The growing importance of China and the free independent travelers (FIT)
China, having just broken the 50% recovery mark for domestic air travel, is poised to lead the stabilization of international travel along with other Asian markets.
The power of the Chinese traveler on the international stage cannot be underestimated both in terms of passenger numbers but also spending power. Currently the second largest passenger market, China is expected to overtake the US by 2031. However, with recent events, and the speedy Chinese domestic recovery, it is expected that this rise to top spot will come earlier than previously predicted.
Chinese International tourists spent $277.3bn in 2018, making them the most valuable travel audience to many travel retail brands, spending almost four times more than any other passenger audience. Luxury brands such as Burberry, LVMH and Hermes have in recent days all experienced the power of pent up Chinese consumer demand, with reports suggesting Hermes made $2.7 million in the first day it reopened its store in Guangzhou. These brands have all deployed effective engagement with their Chinese consumers throughout the crisis, highlighting the power of ‘purpose over profits’ when it comes to advertising during these times.
This audience is key to the recovery of global travel, and a segment within this - free independent travelers (FITs) – is recovering faster than any other sub segment. While group travel makes up the largest share of Chinese travel currently, as the FIT segment continues to grow, we expect the overall profile of China’s traveler will become younger, digitally reliant, and more internationally minded.
The speed of recovery in Chinese travel coupled with these new segments requires smarter communication strategies to effectively engage with these influential consumers outside mainland China.
From environment to audience, OOH is going programmatic
Volatility is the new normal for the travel industry: geopolitical events, terrorism, and more recent global pandemics continue to significantly influence international travel and our mobility patterns.
This volatility has led many in the OOH industry to challenge the long-standing minimum guarantee commercial models that have been favoured by many landlords and transport hubs for several years – 92% of airports reported utilizing minimum guarantees in their concession agreements.

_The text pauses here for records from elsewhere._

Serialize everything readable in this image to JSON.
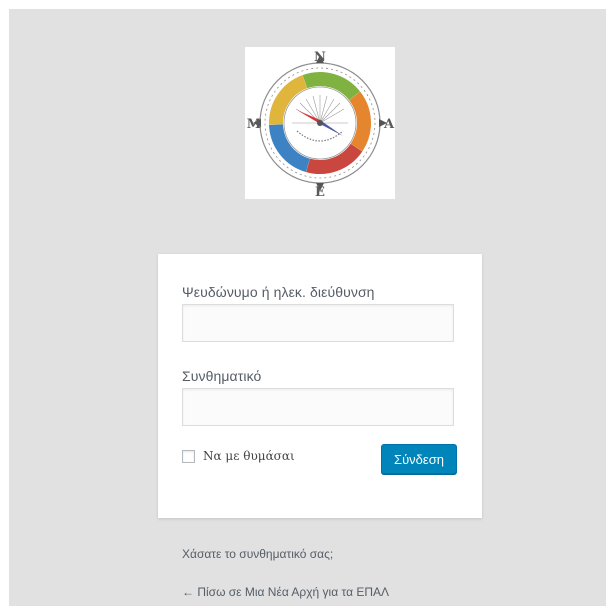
{
  "logo": {
    "alt_letters": {
      "north": "N",
      "east": "A",
      "south": "E",
      "west": "M"
    },
    "colors": {
      "ring_green": "#7fb241",
      "ring_orange": "#e5852e",
      "ring_red": "#c9473f",
      "ring_blue": "#3d82c2",
      "ring_yellow": "#e0b53b",
      "needle_red": "#d2373b",
      "needle_blue": "#4b59a8"
    }
  },
  "login_form": {
    "username_label": "Ψευδώνυμο ή ηλεκ. διεύθυνση",
    "username_value": "",
    "password_label": "Συνθηματικό",
    "password_value": "",
    "remember_label": "Να με θυμάσαι",
    "remember_checked": false,
    "submit_label": "Σύνδεση"
  },
  "links": {
    "lost_password": "Χάσατε το συνθηματικό σας;",
    "back_to_site": "← Πίσω σε Μια Νέα Αρχή για τα ΕΠΑΛ"
  },
  "colors": {
    "page_background": "#e1e1e1",
    "primary_button": "#0085ba",
    "text": "#555d66"
  }
}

These models guarantee income to landlords based on a stable historical audience that media owners can price and offer to advertisers. However, recent events have brought into sharp focus that volatility in people’s mobility pattern means a more flexible audience-led approach must become standard practice.
Advances in data, analytics and the digitalisation of OOH infrastructure are empowering global media owners, and PSI, to adapt to this future, allowing for new sophisticated and flexible audience-led buying in OOH to become a reality.
This approach is paving the way towards the possibility of global programmatic OOH solutions. Allowing campaigns to be planned, bought and served to diverse audience profiles, minimising wastage and maximizing the potential for personalized communication strategies for brands across the world.
The way we navigate our world has sustained its fair amount of disruption throughout the years, but nothing has made us question its future more than the current crisis. Industry resilience remains strong and, in time, recovery will be evident. Flexibility, innovation and adaptation are the new battlegrounds. Agencies, brands and advertisers that adapt most effectively to these shifts in consumer behaviour and mobility will be the ones who shape the long-term future of the travel and global OOH industries.
Ed Heaney, strategic development director at PSI